He also manipulated legal and other documents he then showed to the woman - but which were branded as “gobbledygook” by the prosecutor.

McDonnell’s offending began to emerge after the woman became so concerned about the progress of her case that she contacted Chambers in London, only to be told McDonnell was not on their list of approved barristers.

She also contacted the firm of solicitors named in the letter sent to her, and was informed they had never heard of McDonnell or her case.

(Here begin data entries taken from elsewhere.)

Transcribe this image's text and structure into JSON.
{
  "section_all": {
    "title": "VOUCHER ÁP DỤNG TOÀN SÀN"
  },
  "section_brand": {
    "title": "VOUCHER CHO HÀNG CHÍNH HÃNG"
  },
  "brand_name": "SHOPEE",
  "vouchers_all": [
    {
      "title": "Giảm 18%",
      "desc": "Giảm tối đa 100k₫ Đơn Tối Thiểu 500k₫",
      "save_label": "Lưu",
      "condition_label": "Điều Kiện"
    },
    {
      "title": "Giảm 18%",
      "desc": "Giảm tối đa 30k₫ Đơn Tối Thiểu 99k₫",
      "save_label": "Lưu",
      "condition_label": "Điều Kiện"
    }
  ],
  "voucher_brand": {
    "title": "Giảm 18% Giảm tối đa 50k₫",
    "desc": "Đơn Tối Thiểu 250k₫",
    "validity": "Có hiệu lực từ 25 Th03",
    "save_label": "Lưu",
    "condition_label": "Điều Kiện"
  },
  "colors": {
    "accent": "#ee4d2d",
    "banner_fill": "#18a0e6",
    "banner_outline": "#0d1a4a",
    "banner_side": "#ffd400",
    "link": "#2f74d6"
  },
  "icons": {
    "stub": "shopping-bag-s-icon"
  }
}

She was advised at this point by the law firm to contact police.

The total amount the woman handed to McDonnell was £2590.02. She will receive £1,000 by way of compensation paid by McDonnell.

McDonnell was stopped by police on November 30 last year, and when his car was searched officers found documents which linked him to the woman.

When an investigation was launched, it emerged that McDonnell had defrauded a second woman. She told police she met him at church and he told her he was a qualified barrister.

He offered to help her legally following the breakdown of her marriage. The prosecutor said: “She handed him £40 in cash, believing he was a barrister.”

The prosecutor said McDonnell’s offending was “not spontaneous”, but instead was “pre-meditated, intended deception.”

He pleaded guilty to four counts of fraud by false representation, two counts of theft and two charges of forgery.

Defence barrister Joel Lindsay said McDonnell was “robbing Peter to pay Paul” after he came under financial pressure linked to the gym he opened at the church.

Explaining that McDonnell believed if the business took off he could then pay the women back, Mr Lindsay said: “This does not change the fact of the tremendous harm caused to these people.”

Sending McDonnell to prison, Judge Smyth said she accepted the offences were committed against a backdrop of his own marital difficulties and “mounting debts” related to the gym business.

The Judge told McDonnell he will spend eight months in prison, followed by eight months in licence when he is released.